The benefits of the chamber technology are:
a. Good natural aeration (often forced by extra standpipe vents).
An abundance of oxygen creates favorable living and “working” conditions for aerobic bacteria and so, a sort of guarantee for the efficient operation of the drain-field.
b. No need for gravel
c. Gravel itself, may not cost too much, but the transport may!
d. Strong physical structure
In contrast to “pipe-in-stone” drain fields, chamber-based ones can tolerate much heavier surface loads (traffic).
e. Elimination of clogging of perforated pipes
Perforations (holes) are prone to clogging by suspended in effluent solids (oils, grease…). In other words – it’s the gain without proverbial pain.
f. No need for Soil Filter Fabrics
Plastic chambers (vaults) create a strong physical barrier for any sediments, soil, silt that may migrate with rainwater. As a result – the active area under the plastic vaults making “Effluent Treatment Plant”, can stay undisturbed by external factors.
Note, that in wet climate zones, water-impermeable barriers (sort of tarp fabrics) are often deployed just below the layer of topsoil to divert rainwater away from the effluent disposal zone.
And the best is:
g. Reduced size of the drain-field.
Well, it’s not guaranteed, the last words always belong to the Local Authority. However, due to the higher efficiency of effluent treatment by chamber-based systems, usually 25% -to-50% reduction of the drain-field size can be expected compared to that needed by “pipe-in-gravel” systems.
Nothing is free, so all these advantages have their price – in this case, a higher cost of Chamber Distribution systems compared to Pipe-in-gravel ones.
Comparison of the Chamber (left) and Traditional “Pipe-in-Gravel” effluent distribution systems. Source: The Natural Home (AskingLot.com)
Typically, both described above – “Pipe-in-gravel” and Chamber effluent disposal systems are implemented as gravity-based subsurface systems. Both can be deployed in individual trenches or over common beds, have similar limits for the maximum length of the run and dept of the covering layer of soil. Being the most economical, they are also the most popular onsite residential Septic Systems.
Unfortunately, our Mother Nature is not always so favorable.
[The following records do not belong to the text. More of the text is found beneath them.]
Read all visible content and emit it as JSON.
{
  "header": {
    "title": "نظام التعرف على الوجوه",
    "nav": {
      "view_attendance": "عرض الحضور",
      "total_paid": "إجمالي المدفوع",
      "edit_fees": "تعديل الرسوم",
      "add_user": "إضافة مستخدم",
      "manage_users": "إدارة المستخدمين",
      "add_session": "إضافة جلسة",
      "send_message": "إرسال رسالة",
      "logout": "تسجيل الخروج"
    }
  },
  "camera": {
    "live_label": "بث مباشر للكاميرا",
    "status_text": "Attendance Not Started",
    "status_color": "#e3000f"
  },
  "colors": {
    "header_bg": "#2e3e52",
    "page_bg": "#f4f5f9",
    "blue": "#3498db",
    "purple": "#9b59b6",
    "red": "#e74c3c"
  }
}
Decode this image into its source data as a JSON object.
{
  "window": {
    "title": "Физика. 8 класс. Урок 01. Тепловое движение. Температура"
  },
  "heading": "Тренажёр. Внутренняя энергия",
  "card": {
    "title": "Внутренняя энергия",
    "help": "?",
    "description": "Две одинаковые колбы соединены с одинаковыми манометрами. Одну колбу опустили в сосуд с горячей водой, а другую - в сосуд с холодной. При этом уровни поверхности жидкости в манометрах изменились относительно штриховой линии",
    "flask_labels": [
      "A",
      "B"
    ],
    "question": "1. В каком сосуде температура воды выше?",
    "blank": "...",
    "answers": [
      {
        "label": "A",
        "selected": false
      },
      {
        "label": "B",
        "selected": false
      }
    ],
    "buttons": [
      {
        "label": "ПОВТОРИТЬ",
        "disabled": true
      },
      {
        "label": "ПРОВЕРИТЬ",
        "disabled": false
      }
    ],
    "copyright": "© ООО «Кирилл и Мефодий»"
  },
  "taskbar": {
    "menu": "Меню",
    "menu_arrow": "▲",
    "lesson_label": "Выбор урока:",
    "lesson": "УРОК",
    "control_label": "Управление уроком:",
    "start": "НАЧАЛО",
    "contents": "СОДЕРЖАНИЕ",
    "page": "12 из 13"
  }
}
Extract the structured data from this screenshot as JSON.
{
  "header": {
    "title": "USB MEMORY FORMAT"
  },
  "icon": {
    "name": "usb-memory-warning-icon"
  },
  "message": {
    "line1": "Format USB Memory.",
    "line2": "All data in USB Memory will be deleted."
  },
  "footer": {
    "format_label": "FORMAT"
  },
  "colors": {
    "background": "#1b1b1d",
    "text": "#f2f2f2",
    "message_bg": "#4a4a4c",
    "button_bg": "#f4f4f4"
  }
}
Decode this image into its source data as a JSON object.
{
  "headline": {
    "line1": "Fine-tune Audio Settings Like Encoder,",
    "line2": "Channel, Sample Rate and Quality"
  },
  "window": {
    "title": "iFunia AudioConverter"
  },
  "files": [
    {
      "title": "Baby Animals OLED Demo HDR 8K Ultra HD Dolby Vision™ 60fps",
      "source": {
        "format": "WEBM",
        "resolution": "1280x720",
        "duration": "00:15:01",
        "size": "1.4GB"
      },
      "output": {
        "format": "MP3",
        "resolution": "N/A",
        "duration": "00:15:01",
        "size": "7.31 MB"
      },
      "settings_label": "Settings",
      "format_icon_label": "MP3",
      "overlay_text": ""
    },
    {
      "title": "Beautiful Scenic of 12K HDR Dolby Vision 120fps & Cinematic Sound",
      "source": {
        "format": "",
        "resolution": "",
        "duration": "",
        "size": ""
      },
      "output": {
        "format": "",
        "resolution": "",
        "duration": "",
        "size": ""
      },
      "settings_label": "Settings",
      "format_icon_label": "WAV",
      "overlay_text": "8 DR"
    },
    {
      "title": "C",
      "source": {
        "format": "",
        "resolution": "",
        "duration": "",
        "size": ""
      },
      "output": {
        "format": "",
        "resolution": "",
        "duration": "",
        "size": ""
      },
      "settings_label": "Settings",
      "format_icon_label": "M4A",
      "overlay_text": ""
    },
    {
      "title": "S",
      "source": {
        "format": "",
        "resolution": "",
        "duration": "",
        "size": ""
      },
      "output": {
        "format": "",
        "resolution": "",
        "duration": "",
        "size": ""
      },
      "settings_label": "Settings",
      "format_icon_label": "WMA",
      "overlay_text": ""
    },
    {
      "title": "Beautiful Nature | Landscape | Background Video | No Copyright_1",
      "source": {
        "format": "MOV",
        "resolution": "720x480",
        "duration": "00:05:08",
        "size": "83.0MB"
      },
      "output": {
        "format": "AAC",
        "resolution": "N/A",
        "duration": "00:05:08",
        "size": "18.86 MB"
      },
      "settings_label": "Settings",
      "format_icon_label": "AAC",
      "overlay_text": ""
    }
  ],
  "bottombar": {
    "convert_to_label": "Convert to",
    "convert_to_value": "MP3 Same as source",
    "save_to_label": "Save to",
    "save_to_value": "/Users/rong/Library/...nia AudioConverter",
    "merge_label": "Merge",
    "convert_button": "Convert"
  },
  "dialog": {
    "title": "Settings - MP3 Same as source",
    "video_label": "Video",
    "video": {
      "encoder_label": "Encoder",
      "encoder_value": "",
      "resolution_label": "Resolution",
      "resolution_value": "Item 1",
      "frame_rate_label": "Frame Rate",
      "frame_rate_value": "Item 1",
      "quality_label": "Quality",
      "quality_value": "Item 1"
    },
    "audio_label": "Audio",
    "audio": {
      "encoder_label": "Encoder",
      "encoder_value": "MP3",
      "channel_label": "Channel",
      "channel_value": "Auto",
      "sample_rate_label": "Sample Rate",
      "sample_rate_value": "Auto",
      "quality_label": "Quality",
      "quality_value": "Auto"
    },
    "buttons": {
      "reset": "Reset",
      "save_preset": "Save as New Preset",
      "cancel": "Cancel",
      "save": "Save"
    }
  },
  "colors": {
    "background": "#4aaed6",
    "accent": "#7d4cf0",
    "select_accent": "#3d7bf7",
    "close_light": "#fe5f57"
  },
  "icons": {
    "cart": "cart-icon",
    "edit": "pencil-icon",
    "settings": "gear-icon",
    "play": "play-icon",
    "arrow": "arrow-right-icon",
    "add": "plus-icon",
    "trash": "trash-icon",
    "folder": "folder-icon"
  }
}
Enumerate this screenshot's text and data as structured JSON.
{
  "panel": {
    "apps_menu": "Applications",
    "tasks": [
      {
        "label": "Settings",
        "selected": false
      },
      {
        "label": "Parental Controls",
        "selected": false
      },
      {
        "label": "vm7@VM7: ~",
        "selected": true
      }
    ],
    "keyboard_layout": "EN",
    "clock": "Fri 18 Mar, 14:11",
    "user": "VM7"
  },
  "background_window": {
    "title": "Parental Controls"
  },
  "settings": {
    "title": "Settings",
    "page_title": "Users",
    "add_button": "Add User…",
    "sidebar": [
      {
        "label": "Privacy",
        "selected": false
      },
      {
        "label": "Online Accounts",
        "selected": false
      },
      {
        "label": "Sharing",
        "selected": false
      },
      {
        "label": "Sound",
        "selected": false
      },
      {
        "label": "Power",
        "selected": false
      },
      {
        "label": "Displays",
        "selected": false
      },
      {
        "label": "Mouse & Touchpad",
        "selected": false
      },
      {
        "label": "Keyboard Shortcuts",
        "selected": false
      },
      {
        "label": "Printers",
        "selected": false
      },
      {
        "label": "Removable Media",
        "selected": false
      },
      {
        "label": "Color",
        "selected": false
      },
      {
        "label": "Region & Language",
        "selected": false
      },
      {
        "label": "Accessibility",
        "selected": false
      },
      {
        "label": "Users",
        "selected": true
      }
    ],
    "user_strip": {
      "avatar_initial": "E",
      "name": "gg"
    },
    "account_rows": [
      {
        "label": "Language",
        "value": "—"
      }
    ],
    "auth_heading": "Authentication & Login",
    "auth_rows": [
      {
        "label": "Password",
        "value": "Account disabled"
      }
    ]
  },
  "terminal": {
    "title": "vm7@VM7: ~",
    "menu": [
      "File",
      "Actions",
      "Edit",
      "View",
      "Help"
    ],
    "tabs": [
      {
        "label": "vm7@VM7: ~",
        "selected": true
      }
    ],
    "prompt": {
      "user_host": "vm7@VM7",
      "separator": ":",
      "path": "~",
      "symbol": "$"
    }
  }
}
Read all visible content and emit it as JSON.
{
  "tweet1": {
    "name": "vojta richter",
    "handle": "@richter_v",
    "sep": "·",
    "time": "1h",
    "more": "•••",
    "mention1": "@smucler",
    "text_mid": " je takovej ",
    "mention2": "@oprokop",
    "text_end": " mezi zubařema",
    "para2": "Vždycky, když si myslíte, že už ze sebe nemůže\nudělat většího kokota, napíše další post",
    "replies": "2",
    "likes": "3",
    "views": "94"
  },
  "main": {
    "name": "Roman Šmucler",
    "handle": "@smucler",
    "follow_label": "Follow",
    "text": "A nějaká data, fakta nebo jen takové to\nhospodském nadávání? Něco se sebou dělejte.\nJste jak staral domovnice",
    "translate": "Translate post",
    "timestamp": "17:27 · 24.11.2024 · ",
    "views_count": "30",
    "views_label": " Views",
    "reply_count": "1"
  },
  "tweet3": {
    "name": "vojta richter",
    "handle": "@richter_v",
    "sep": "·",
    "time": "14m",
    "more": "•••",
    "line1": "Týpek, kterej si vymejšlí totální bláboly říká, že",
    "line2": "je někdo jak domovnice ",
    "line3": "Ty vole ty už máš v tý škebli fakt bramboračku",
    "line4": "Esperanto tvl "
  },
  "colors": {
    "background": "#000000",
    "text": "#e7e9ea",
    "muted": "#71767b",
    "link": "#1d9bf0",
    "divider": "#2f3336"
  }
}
Poor quality soil (clay or sand), shallow bedrock and/or water table, unfavorable local topography (steep slopes), too small lot…. and certainly, few other limitations that will be pointed out by a Licensed Specialist may give us no choice but to accept more complex and expensive solutions like Raised Drain-fields, Pressure-dosed, and Drip-distribution systems.
To continue, please select:
To find more information relevant to onsite Septic Systems, please select:
- Intro to Septic Systems
- Household-Generated Wastewater
- Septic Tanks
- Types of Septic Systems
- Greywater Disposal Systems
- Dry Toilets
- Intro to Effluent Disposal Systems